#### Required work:
Every entry should be repeated exactly as written.

#### Task input:
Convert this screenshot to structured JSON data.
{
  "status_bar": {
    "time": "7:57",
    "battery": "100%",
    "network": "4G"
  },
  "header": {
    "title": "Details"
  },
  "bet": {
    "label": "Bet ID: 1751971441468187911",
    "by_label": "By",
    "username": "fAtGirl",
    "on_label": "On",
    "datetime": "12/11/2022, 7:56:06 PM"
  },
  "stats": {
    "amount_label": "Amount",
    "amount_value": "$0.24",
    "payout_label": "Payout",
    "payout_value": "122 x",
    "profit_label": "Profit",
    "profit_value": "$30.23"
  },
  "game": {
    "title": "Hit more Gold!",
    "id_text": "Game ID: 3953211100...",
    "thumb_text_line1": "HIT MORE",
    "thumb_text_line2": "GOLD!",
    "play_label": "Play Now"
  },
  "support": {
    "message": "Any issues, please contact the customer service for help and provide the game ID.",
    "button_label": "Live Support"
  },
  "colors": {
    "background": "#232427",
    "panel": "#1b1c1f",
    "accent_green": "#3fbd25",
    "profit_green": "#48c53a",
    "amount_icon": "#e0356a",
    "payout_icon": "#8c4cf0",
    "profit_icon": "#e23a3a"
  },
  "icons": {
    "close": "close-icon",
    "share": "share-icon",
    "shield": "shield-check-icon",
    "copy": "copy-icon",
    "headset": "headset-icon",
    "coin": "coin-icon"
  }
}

#### Solution:
Convert this screenshot to structured JSON data.
{
  "status_bar": {
    "time": "7:57",
    "battery": "100%",
    "network": "4G"
  },
  "header": {
    "title": "Details"
  },
  "bet": {
    "label": "Bet ID: 1751971441468187911",
    "by_label": "By",
    "username": "fAtGirl",
    "on_label": "On",
    "datetime": "12/11/2022, 7:56:06 PM"
  },
  "stats": {
    "amount_label": "Amount",
    "amount_value": "$0.24",
    "payout_label": "Payout",
    "payout_value": "122 x",
    "profit_label": "Profit",
    "profit_value": "$30.23"
  },
  "game": {
    "title": "Hit more Gold!",
    "id_text": "Game ID: 3953211100...",
    "thumb_text_line1": "HIT MORE",
    "thumb_text_line2": "GOLD!",
    "play_label": "Play Now"
  },
  "support": {
    "message": "Any issues, please contact the customer service for help and provide the game ID.",
    "button_label": "Live Support"
  },
  "colors": {
    "background": "#232427",
    "panel": "#1b1c1f",
    "accent_green": "#3fbd25",
    "profit_green": "#48c53a",
    "amount_icon": "#e0356a",
    "payout_icon": "#8c4cf0",
    "profit_icon": "#e23a3a"
  },
  "icons": {
    "close": "close-icon",
    "share": "share-icon",
    "shield": "shield-check-icon",
    "copy": "copy-icon",
    "headset": "headset-icon",
    "coin": "coin-icon"
  }
}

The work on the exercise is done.